click here for more
Blonde Redhead

Blonde Redhead

Monday 13th December, 2010 10:59AM

Seminal independent stalwarts Blonde Redhead are coming to New Zealand for the first time as part of Laneway Festival. UTR caught up with Simone Pace, where, in his Italian-by-way-of-New York accent, he discussed everything from horse riding to the music industry to getting by with a little help from your friends.

So Blonde Redhead is coming to NZ for the first time! Are you excited?

Yes! I didn’t know we were coming to New Zealand until like two days ago, but we’re very excited. It’s beautiful there right? We don’t know anything about the place right now, but I don’t want to know I just want to come there and see what it’s like and be surprised.

Tell me about your latest record, Penny Sparkle:

Well we wanted to make a record that was very different from the other records. We didn’t know what we wanted to do until two producers - Alan Moulder (Depeche Mode) and Van Rivers & The Subliminal Kid (Fever Ray) - came Upstate in New York, to where we were writing the songs. We had a pretty clear structure for the songs already and we kind of thrashed it out and we worked with them and it was hard work but it was great and we’re really happy with the result.

What were you concerned with thematically on Penny Sparkle?

I think the concept of the album grew when we were recording it and experiencing the collaboration between different people – having these people onboard developing the record really affected what it meant. I know we (Blonde Redhead) were all a bit frustrated because we wanted to do something different but we were a bit stuck - especially after so many records. This collaboration kind of opened up a whole new chapter in what we can do and where we can go with size and concept and sound. I don’t think we’ve ever had record with such range in the bass or the treble and it’s really exciting to be able to achieve this.

So has Blonde Redhead entered a new era of songwriting?

I would like to think that every album that we do has that idea behind it. We try to do something completely different each time, but on this one it might be more obvious because there were other people involved – you can really hear this influence of other people.


Regardless of what direction Blonde Redhead takes each album, you have a sound that is uniquely your own. How would you describe the heart of Blonde Redhead?

Well I think the heart is the harmonies and melodies. We have a very melancholic sound that runs through every record, but I also think for people we relate to or who listen to us we have this specific thing that is significant to them, and to us. Also, both of us grew up in Italy and were exposed to a lot of classical music and dramatic set music so I think we are attracted to that naturally. That to me is the heart of the music for the band and of course the lyrics and the melodies always relate to this and fal into place around it.

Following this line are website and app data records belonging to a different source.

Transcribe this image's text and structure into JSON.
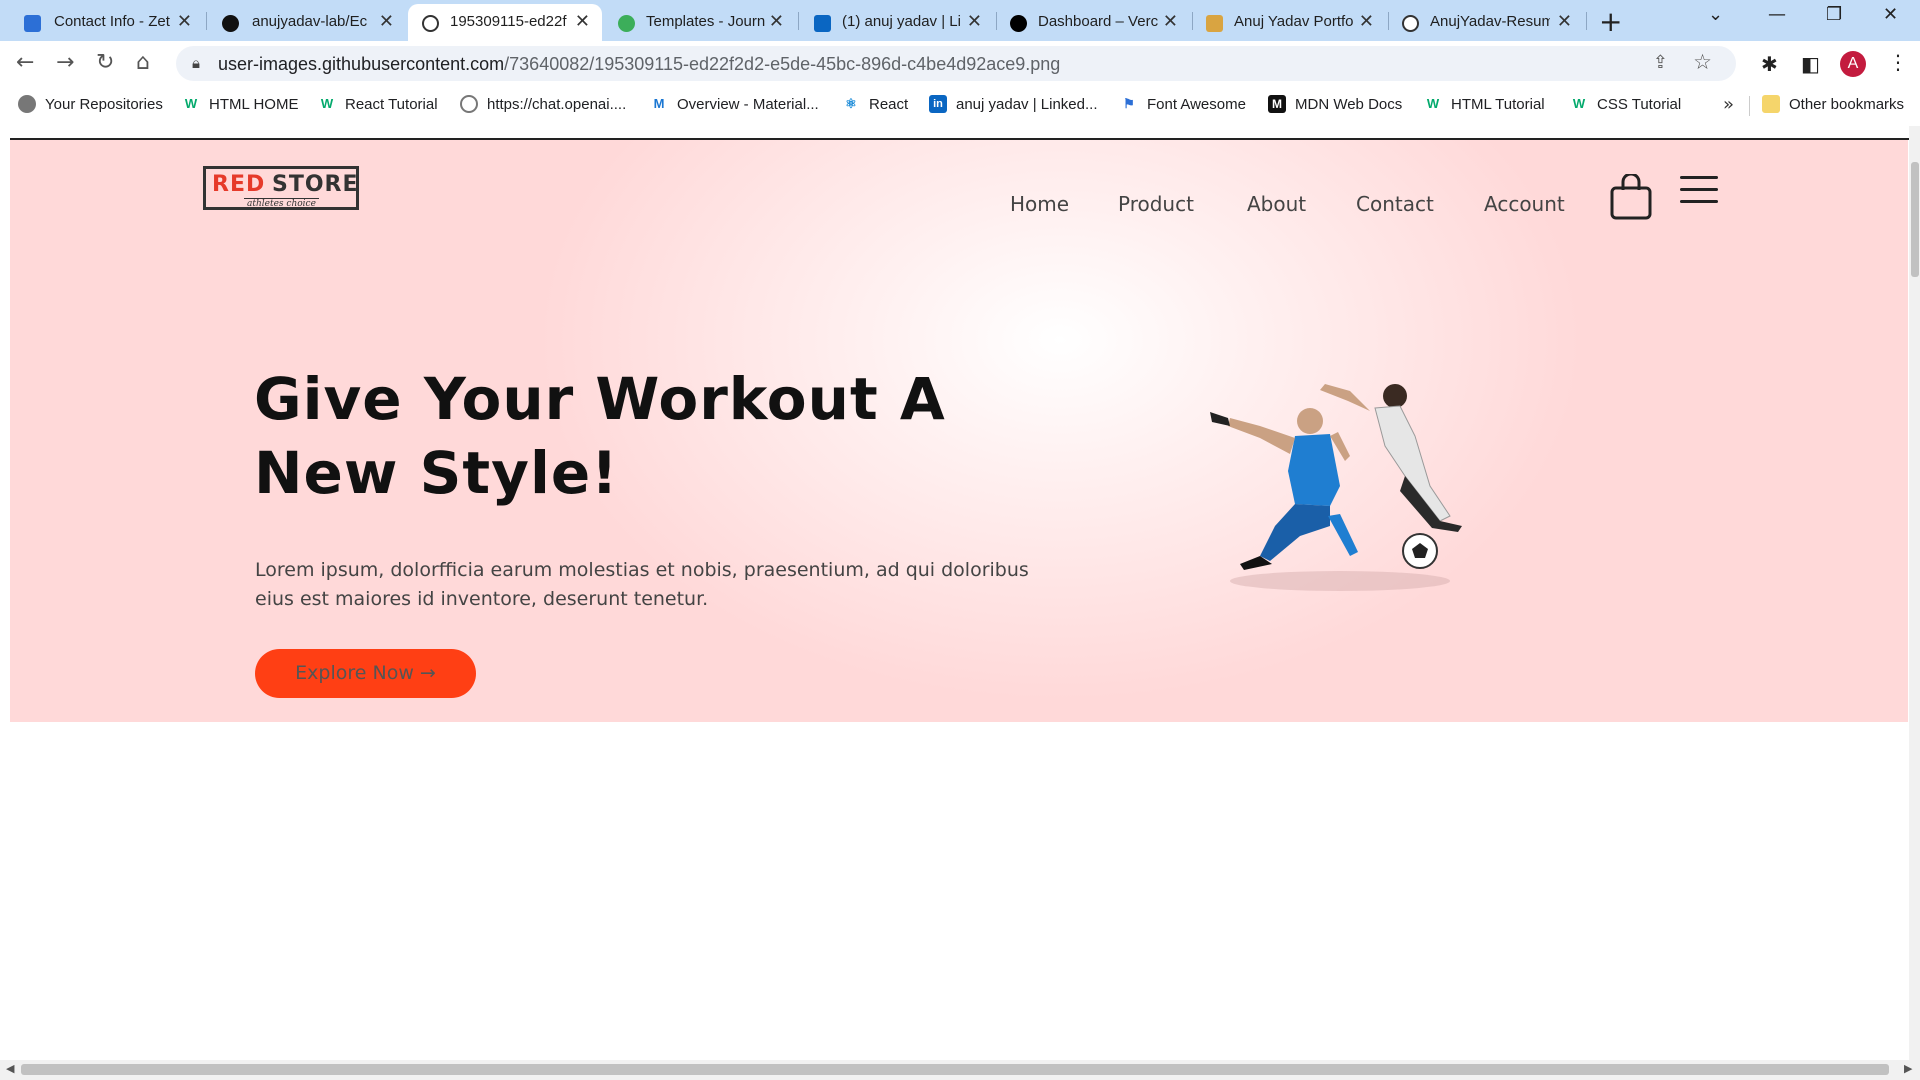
{
  "browser": {
    "tabs": [
      {
        "title": "Contact Info - Zet",
        "favicon": "zety-icon",
        "color": "#2c6fd6"
      },
      {
        "title": "anujyadav-lab/Ec",
        "favicon": "github-icon",
        "color": "#111111"
      },
      {
        "title": "195309115-ed22f",
        "favicon": "globe-icon",
        "color": "#333333",
        "active": true
      },
      {
        "title": "Templates - Journ",
        "favicon": "leaf-icon",
        "color": "#3cae5a"
      },
      {
        "title": "(1) anuj yadav | Li",
        "favicon": "linkedin-icon",
        "color": "#0a66c2"
      },
      {
        "title": "Dashboard – Verc",
        "favicon": "vercel-icon",
        "color": "#000000"
      },
      {
        "title": "Anuj Yadav Portfo",
        "favicon": "portfolio-icon",
        "color": "#d9a441"
      },
      {
        "title": "AnujYadav-Resum",
        "favicon": "globe-icon",
        "color": "#333333"
      }
    ],
    "new_tab_icon": "plus-icon",
    "url_host": "user-images.githubusercontent.com",
    "url_path": "/73640082/195309115-ed22f2d2-e5de-45bc-896d-c4be4d92ace9.png",
    "profile_initial": "A",
    "profile_color": "#c31b3e",
    "bookmarks": [
      {
        "label": "Your Repositories",
        "icon": "github-icon"
      },
      {
        "label": "HTML HOME",
        "icon": "w3schools-icon"
      },
      {
        "label": "React Tutorial",
        "icon": "w3schools-icon"
      },
      {
        "label": "https://chat.openai....",
        "icon": "openai-icon"
      },
      {
        "label": "Overview - Material...",
        "icon": "mui-icon"
      },
      {
        "label": "React",
        "icon": "react-icon"
      },
      {
        "label": "anuj yadav | Linked...",
        "icon": "linkedin-icon"
      },
      {
        "label": "Font Awesome",
        "icon": "flag-icon"
      },
      {
        "label": "MDN Web Docs",
        "icon": "mdn-icon"
      },
      {
        "label": "HTML Tutorial",
        "icon": "w3schools-icon"
      },
      {
        "label": "CSS Tutorial",
        "icon": "w3schools-icon"
      }
    ],
    "bookmarks_overflow": "»",
    "other_bookmarks": "Other bookmarks"
  },
  "site": {
    "logo_red": "RED",
    "logo_store": "STORE",
    "logo_tagline": "athletes choice",
    "nav": [
      "Home",
      "Product",
      "About",
      "Contact",
      "Account"
    ],
    "headline_line1": "Give Your Workout A",
    "headline_line2": "New Style!",
    "paragraph": "Lorem ipsum, dolorfficia earum molestias et nobis, praesentium, ad qui doloribus eius est maiores id inventore, deserunt tenetur.",
    "cta_label": "Explore Now →",
    "accent_color": "#ff3f14",
    "brand_red": "#e63a2a"
  }
}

Why is the latest album called Penny Sparkle?

We liked the name Catherine and Emilio ride horses and they’ve been going to this horse riding school for many years now and there’s a horse that Kazu Makino rides there called Penny Sparkle and she brought it up and we though the name sounded really good for the record and so we titled it that.

Blonde Redhead lives and records in Brooklyn. There seems to be an overwhelmingly supportive and unique music scene there at the moment. Is this a fair statement?

Yep, actually I’m the only one that lives in Brooklyn but we rehearse in Brooklyn as a band there. I think a lot of great things coming out of here. We’re friends with a lot of bands and LCD Soundsystem lives around here and Grizzly Bear so it’s a very exciting place to be. It’s nice to be around a scene which feels like a lot of things are happening and you can go and see a new band all the time and you are likely to be friends with musicians. But we are not very sociable people. We don’t go out to gigs all the time and we don’t party - we more go out for private dinners by ourselves - so I can’t really say that we would be the best people to ask about the scene right now. I kind of like stay home and chill out when we’re not on tour.

Blonde Redhead have been part of the fabric of the music industry for such a long time and seen it change monumentally during your career. How have you been affected by the changes?

Well I think what affects us the most is each other. I think we have a wish with every record to make it better to try something new, strange and unusual and for this one I think we wanted to explore making it modern – modern isn’t the right work – technically it’s pretty up-to-date – even though that sounds horrible too. We were exposed to a lot of people who have a really good grasp on electronic music and we wanted to make a record that was really proficient like that. We did have a lot of collaborators on board. You learn so much for giving up some control, even though it’s difficult ‘cause you’re like ‘this is my baby.’ You want to do everything and it was difficult to step back but it was also priceless in terms of the learning experience we had. So that was the case with Penny Sparkle and every other record has it’s own little story behind it. I think the most influential thing for us is just each other and how we work together.


Content copyright 2018 | some rights reserved | report any web problems to here